The New Orleans Saints have had a great run in the regular season, winning three consecutive NFC South Championships. But then in the playoffs, they’ve faltered. Could this be the year the Saints make it to the Super Bowl?
For his perspective, SI’s Bill Enright caught up with free safety Marcus Williams who has been with the team since their regular season winning streak began.
Williams started out by setting the record straight: Past performance is no guarantee of future success. For him, it’s all about staying in the present.
“You can’t just think that each year is going to be the same,” he said. “You have to continue to work, you have to continue to strive to be better than you were the last year.”
Williams believes that taking it one day at a time and one play at a time is what will get them “over that hump.”
With the Saints re-signing Drew Brees and bringing back free agent Malcolm Jenkins, there’s a lot to be hopeful for. The combination of Jenkins, Williams, Marshon Lattimore, and Janoris Jenkins could be the league’s best secondary. But Williams demurred.

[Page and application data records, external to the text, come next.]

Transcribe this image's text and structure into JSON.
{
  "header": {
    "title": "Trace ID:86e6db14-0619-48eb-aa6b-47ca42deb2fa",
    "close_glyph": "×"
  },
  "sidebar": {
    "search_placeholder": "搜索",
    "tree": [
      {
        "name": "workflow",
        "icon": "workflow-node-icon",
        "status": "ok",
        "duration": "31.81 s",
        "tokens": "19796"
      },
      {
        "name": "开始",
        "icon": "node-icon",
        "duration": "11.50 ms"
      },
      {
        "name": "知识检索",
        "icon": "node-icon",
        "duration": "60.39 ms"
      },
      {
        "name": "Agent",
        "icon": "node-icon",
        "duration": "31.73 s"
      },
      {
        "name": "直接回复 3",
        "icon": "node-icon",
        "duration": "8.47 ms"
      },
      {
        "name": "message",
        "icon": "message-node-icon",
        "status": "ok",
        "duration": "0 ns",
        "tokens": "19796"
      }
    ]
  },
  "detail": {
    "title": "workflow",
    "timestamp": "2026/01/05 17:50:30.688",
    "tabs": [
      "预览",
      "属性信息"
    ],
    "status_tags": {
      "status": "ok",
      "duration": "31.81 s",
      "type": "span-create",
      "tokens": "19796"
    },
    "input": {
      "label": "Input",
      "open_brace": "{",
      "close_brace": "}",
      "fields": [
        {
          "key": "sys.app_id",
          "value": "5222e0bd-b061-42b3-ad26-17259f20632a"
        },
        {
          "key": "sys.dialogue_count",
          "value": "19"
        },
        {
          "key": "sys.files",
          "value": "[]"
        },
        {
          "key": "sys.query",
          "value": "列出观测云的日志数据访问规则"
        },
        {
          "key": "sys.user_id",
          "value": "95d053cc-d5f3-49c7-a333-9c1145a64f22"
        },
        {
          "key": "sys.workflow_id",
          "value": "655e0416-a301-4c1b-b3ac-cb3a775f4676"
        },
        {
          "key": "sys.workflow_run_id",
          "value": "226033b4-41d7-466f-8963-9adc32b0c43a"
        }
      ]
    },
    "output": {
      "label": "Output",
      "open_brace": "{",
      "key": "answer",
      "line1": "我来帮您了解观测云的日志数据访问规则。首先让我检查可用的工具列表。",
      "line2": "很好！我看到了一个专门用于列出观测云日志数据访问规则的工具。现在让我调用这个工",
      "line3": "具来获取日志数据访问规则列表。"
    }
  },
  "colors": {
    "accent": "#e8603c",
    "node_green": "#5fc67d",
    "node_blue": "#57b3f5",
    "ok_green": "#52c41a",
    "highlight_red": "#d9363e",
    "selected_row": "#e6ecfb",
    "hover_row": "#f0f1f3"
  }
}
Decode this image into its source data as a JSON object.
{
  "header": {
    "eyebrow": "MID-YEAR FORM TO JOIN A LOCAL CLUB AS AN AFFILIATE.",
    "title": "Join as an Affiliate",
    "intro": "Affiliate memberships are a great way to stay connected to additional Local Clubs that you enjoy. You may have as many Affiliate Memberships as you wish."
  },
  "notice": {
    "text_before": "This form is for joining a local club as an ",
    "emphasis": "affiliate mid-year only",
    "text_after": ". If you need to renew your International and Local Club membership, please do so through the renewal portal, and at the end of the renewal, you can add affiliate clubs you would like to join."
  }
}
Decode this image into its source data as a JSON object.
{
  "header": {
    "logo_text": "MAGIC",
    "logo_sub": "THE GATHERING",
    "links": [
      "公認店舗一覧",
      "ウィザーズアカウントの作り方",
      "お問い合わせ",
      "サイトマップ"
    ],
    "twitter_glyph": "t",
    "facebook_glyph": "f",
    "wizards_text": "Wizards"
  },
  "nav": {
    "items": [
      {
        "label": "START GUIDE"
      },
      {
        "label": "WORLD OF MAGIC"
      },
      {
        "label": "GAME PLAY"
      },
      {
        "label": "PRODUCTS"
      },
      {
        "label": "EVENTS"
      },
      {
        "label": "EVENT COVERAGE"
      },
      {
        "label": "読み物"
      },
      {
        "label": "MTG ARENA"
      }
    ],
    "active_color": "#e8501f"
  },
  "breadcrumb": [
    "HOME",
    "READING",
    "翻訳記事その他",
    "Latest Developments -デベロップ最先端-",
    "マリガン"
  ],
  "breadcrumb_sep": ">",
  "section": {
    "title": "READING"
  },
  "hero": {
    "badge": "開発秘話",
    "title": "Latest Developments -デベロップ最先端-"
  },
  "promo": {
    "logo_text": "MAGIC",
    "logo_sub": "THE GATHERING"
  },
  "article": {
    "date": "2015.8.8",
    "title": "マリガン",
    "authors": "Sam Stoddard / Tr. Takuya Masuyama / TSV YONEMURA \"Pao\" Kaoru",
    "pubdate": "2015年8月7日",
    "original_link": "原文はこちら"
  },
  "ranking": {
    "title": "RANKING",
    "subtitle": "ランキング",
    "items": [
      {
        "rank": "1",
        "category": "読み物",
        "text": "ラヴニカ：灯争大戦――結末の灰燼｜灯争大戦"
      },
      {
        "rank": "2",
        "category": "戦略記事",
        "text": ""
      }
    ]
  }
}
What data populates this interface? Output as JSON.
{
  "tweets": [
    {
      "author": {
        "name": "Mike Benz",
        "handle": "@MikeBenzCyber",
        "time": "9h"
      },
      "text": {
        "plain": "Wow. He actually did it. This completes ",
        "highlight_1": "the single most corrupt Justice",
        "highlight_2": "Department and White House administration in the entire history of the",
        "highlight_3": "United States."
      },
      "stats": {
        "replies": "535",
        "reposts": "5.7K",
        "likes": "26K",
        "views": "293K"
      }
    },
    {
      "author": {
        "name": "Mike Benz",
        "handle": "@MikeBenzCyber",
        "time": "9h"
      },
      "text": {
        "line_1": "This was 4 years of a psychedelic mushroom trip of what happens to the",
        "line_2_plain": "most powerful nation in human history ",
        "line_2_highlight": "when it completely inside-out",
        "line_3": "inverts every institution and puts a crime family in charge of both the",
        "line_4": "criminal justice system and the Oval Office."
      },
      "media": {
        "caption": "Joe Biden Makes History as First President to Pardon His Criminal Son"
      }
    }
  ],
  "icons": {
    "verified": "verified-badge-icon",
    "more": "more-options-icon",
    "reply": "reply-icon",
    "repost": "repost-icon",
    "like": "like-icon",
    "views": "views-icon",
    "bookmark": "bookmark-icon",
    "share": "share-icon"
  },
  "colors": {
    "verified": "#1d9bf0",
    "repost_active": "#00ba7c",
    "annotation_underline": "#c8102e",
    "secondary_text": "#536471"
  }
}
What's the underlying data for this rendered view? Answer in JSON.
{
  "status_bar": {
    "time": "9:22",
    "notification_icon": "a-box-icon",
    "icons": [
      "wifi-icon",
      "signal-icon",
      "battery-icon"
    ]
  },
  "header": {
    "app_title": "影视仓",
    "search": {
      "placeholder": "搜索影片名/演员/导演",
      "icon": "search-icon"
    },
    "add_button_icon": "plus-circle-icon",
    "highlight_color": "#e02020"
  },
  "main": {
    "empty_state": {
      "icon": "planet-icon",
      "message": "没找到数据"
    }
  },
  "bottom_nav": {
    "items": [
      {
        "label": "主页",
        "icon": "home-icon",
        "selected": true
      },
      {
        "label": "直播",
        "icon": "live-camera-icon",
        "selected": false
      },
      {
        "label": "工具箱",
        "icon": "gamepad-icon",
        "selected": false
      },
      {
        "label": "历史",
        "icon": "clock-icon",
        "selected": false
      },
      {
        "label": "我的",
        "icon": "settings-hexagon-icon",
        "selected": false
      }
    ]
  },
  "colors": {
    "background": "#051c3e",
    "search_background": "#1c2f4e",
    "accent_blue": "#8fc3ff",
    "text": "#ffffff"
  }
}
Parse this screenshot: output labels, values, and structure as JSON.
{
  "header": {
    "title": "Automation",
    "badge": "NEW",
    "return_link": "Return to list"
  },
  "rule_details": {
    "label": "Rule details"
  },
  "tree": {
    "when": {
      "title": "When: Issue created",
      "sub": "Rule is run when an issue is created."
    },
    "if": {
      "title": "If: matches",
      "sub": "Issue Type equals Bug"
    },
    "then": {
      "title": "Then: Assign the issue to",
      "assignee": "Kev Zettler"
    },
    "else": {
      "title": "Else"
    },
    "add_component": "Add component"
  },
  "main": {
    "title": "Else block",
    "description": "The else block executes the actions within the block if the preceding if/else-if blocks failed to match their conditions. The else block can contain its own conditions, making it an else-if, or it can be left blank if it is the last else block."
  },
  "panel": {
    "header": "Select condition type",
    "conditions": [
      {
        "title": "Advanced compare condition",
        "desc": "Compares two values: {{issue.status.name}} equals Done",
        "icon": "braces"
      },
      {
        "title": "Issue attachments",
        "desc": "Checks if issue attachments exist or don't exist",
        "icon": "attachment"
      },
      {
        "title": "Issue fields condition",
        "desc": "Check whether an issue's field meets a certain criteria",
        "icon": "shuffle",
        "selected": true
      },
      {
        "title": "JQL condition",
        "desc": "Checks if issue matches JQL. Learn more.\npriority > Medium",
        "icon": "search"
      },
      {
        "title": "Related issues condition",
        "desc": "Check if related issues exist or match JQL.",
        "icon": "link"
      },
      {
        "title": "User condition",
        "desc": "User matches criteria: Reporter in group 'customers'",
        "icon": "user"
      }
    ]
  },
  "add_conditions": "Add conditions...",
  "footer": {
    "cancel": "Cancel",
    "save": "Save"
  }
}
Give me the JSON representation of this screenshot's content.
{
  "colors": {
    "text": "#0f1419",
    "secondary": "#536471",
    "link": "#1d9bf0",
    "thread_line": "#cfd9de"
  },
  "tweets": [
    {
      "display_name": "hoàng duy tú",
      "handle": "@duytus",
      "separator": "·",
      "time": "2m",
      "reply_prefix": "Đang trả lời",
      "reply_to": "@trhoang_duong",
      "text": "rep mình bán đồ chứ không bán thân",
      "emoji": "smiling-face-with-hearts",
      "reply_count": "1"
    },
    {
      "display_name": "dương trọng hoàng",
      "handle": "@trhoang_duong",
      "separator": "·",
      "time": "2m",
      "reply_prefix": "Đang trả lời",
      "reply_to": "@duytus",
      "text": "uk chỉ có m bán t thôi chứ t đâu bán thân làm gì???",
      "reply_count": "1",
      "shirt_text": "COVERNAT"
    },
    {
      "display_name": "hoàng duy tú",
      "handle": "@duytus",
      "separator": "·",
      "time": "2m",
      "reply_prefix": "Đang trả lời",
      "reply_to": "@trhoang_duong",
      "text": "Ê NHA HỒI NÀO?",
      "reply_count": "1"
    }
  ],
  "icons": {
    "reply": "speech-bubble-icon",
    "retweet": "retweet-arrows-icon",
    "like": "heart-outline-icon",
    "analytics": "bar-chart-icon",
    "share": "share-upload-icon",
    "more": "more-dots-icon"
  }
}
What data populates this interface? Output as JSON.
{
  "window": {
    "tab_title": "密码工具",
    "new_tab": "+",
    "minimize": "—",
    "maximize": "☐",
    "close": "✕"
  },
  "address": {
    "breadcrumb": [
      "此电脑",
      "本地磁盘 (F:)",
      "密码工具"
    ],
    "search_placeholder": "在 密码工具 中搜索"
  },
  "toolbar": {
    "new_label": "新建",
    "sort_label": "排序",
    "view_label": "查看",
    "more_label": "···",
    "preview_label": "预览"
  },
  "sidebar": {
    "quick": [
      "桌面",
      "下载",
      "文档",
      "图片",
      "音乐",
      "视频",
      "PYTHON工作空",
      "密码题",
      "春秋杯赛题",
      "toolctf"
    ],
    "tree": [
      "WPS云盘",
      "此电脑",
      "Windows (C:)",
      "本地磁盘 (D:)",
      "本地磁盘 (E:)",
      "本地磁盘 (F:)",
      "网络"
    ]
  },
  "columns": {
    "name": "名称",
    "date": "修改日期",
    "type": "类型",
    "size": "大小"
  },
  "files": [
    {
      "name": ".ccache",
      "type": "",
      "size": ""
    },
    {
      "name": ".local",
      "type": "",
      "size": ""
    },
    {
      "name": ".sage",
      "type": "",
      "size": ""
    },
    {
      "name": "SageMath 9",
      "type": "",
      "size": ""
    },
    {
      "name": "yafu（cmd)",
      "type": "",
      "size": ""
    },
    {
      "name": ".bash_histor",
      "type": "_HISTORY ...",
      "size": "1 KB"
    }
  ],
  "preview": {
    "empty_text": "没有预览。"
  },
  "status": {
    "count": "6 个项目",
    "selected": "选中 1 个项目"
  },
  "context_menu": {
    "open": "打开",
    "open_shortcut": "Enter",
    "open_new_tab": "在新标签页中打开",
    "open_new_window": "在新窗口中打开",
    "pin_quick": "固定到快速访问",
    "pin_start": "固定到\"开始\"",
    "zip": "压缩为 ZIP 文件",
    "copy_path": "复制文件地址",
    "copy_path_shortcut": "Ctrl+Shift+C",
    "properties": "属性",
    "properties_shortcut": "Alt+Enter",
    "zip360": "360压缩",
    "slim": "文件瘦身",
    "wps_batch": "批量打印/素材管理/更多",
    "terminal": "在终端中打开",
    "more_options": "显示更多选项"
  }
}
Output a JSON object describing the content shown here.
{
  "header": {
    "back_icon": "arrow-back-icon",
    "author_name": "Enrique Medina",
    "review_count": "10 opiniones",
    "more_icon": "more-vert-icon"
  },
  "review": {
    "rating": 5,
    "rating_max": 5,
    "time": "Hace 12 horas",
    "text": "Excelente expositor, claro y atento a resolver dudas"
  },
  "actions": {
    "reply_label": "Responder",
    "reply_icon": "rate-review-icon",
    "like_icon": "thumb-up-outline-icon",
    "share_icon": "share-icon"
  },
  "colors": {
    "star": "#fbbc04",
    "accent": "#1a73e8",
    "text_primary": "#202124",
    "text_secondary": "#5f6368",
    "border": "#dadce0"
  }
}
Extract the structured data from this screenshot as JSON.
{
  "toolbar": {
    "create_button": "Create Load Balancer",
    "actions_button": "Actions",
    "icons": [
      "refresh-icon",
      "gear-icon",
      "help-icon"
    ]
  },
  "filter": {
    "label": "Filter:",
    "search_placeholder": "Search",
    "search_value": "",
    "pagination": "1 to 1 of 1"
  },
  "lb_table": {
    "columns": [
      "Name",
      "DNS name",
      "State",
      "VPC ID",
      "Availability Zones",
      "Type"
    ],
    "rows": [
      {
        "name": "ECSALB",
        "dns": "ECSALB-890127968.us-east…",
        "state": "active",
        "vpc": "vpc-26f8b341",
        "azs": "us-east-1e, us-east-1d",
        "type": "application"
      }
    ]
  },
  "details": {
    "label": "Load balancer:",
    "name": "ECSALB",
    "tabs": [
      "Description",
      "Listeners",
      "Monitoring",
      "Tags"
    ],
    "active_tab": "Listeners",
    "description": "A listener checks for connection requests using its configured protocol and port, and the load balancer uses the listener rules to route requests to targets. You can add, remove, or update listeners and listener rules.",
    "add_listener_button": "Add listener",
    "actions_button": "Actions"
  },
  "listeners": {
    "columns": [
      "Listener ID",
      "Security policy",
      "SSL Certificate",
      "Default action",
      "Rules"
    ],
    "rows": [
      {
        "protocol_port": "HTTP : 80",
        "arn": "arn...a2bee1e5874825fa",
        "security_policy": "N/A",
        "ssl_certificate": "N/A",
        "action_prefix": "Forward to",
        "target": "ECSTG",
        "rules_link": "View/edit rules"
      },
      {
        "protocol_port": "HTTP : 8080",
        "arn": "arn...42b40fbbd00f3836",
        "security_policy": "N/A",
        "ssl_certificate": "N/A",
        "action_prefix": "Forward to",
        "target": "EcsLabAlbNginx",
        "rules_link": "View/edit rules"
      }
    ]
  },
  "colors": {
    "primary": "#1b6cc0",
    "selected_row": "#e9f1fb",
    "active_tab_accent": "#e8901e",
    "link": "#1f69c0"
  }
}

“I'm not a big talker on who's the best and who's not, but I know everybody in our group is going to be ready to play, ready to perform and ready to go and work to do our best each and every time we go out there on the field.”
According to Williams, the culture at the Saints is to continue to work and to do the best that they can each time they step on the field.
Right now, he’s sheltering in place at home in Southern California, training as much as he can to get ahead and be ready, while staying connected with family and friends. “Football will come,” he said.
And so will Tom Brady, who recently joined the NFC South with the Tampa Bay Buccaneers. Yet despite the hype and his superstar status, Williams isn’t concerned now that he’ll be playing against him twice a year.
“I think it's another challenge. I'm always up for a new challenge no matter who it is,” he said. “When he comes, we're just going to compete. He's another quarterback. He's on the other team and whatever comes, comes.”
Williams doesn’t think the Brady-effect will distract him from what he has to do. “I'm going to prepare how I prepare every single game regardless of how great a quarterback he is,” he said. “You just have to go out there and perform.”
While he prepares himself for an eventual return to the field as soon as it’s safe to do so, he also considers the ripple effects of the current crisis. Every summer, he gives back to the community by running a free football fundamentals camp for kids ages 8-12.
“I had, actually, the Hall of Famer, Andre Reed come in last year and he was able to speak with the kids,” he said. “It’s a great experience to be able to give back to my community, give back to the kids, and have them be able to look up to someone other than just the people around them and show them that there's others that do care for them.”
Hopefully, this summer won’t be any different.